Several surgeons were called to the scene of the accident, including Kinder Wood, Joseph Jordan, and the politician and educationalist James Phillips Kay. His attempts to resuscitate some of the passengers included the use of a hot-bath[clarification needed], and then the use of a pair of bellows into an incision he had made into the wind-pipe; in two instances this proved successful. He also gave transfusions to some passengers, using blood from men and, as a last resort, a dog.
Initially, 34 bodies were pulled from the river. The body of a young girl, trapped underneath the vessel, was recovered when at about 5 pm it was righted. As news of the accident spread throughout the town, relatives and friends of the passengers arrived and frantically began asking of their whereabouts. One man, on discovering his dead wife at the New Quay warehouse, was reported to have tried repeatedly to revive her.
Inquests were held at the New Quay and two public houses on Oldfield Lane in Salford, each returning verdicts of "Accidentally Drowned". The victims were buried in a variety of locations, including Christ Church in Hulme, and the former St John's Church on Byrom Street. Accounts vary but as many as 47 bodies may have been retrieved from the water. Some sources state that a cause of the many deaths may well have been the river pollution from a nearby gasworks.
The New Quay Company publicly acknowledged the efforts of many of those involved in the rescue of its passengers, and the work of the surgeons on the day. The incident features in the novel by Mrs G Linnaeus Banks, 'The Manchester Man'. As well as Huitson Dearman, Richard Fogg (a clerk at the company) was congratulated for aiding about 30 passengers. A fund was established for the bereaved families and the reward of the rescuers. The Emma was recovered and reportedly spent its working life transporting salt on the River Weaver.

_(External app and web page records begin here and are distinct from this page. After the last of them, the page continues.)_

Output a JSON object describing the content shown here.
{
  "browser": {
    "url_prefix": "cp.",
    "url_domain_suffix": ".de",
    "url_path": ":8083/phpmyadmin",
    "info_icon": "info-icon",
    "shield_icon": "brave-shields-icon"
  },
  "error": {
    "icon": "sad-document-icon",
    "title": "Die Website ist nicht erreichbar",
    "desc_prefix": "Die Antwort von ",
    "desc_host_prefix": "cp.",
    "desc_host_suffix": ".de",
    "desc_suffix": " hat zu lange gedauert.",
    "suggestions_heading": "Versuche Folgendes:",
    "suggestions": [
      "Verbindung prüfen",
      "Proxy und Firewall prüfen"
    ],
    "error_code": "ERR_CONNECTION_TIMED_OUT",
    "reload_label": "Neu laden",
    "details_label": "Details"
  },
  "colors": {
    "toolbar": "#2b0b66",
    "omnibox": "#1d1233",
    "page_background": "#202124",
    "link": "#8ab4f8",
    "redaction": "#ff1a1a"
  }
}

- Mark Philips – chairman of the New Quay Company
- Manchester Courier Saturday 1 March
- Lewis 1840, p. 212.
- Procter correctly reports the date as 29 February
- Procter 1880, p. 275.
- Melancholy Accident-Serious Loss of Lives (from the Manchester Gazette) (Registration required), C (13530), The Times, 3 March 1828, p. 3
- Ashworth 2006, p. 55.
- Burke 1829, p. 20.
- Procter 1880, p. 276.
- Procter 1880, p. 278.
- Procter 1880, pp. 276, 277, 278–279.
- Procter 1880, p. 277.
- Although Procter (1880) reports that 38 were drowned.
- Procter 1880, p. 279.
- Procter 1880, p. 281.
- Procter 1880, pp. 279–280.
- Ashworth, Elizabeth (2006), Champion Lancastrians, Sigma Press, ISBN 1-85058-833-3
- Burke, Edmund (1829), Annual Register
- Lewis, Samuel (1840), A topographical dictionary of England: comprising the several counties, cities, boroughs, corporate and market towns, parishes, chapelries, and townships, and the Islands of Guernsey, Jersey, and Man, with historical and statistical descriptions, S. Lewis & Co.
- Procter, Richard Wright (1880), Memorials of Bygone Manchester: With Glimpses of the Environs, Palmer and Howe, Simpkin, Marshall, & Co
- Banks, George Linnaeus (1878), The Manchester Man, J.W. Allingham